“When you think of a drum beat, often times you think of something that’s from the past, and something primal. But then a drumbeat is used as a kind of way to galvanise people and to get people moving. Its about where you’re going and where you’re heading, and I think the record is very much about looking at the past, and  figuring out how the different pieces of your past add up and what you do with them. I don’t know, I kind of just liked the word. As with the first record, I just kind of told the others ‘I’m thinking of calling it Drum, what do you reckon?’ and everyone just really liked it immediately, so I was like ‘okay, cool, done!’ (laughs).

Unintentionally, the title Drum somewhat correlates with the recent departure of drummer Mark Hewitt, who has decided to pursue other commitments. Due to unavailability, the quartet managed to record the new album with him on board, while welcoming Logan Gibson to take his place on tour and for any upcoming releases. “Mark, who wrote and played drums on the album decided he wanted to go and do other things, which is cool, everyone’s really happy that he stuck around to make the record, and its completely understandable that he wanted to do other stuff, this band’s been very busy, and its been a massive commitment. Logan is also really incredible; everyone’s sort of excited to see where that goes. He’s really interested in dance and soul music, so just when I kind of feel like I have no idea what direction things might go in… I would happily make a dance record to be honest (laughs)”

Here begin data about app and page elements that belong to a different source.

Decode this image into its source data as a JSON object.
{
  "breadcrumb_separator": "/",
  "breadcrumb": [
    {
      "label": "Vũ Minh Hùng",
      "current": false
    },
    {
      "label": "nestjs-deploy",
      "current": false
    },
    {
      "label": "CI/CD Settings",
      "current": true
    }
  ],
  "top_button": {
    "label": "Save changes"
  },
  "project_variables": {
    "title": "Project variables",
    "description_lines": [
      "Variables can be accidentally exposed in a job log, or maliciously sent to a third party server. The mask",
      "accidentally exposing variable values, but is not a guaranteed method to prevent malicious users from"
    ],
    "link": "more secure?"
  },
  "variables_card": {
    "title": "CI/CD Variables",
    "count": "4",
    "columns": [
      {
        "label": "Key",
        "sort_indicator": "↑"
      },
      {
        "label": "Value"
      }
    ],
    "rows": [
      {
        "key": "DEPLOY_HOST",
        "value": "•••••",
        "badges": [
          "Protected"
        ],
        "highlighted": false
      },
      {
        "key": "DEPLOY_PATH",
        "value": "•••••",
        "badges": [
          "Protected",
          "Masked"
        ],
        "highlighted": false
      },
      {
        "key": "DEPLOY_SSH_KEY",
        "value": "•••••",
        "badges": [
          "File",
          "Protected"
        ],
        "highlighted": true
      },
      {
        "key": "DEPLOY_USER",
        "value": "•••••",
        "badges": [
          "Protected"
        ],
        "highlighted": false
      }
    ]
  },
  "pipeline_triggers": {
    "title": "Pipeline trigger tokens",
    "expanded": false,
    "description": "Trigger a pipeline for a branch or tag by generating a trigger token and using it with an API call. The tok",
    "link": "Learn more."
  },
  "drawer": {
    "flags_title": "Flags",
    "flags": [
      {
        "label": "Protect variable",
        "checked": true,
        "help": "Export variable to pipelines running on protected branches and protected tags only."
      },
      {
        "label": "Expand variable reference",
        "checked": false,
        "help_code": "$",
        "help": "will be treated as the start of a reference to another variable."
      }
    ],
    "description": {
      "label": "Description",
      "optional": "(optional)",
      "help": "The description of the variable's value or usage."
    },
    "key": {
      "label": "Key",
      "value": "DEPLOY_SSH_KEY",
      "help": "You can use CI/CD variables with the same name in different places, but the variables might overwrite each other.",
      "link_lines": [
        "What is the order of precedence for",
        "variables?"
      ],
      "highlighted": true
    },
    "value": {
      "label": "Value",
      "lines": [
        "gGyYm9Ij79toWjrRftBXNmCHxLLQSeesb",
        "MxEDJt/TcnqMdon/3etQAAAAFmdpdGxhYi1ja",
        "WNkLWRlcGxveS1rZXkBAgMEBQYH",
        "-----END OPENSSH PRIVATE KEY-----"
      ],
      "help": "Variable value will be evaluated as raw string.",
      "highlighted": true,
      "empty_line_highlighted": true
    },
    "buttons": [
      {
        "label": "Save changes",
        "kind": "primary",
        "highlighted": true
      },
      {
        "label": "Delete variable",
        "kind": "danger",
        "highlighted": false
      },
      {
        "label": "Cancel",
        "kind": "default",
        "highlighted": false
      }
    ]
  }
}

You can catch the band at this year’s Volume festival in Sydney before they jet off to the UK to perform a headline show, but prior to that be sure to check out Drum, set to be released on the 18th of August via Barely Dressed and Remote Control Records.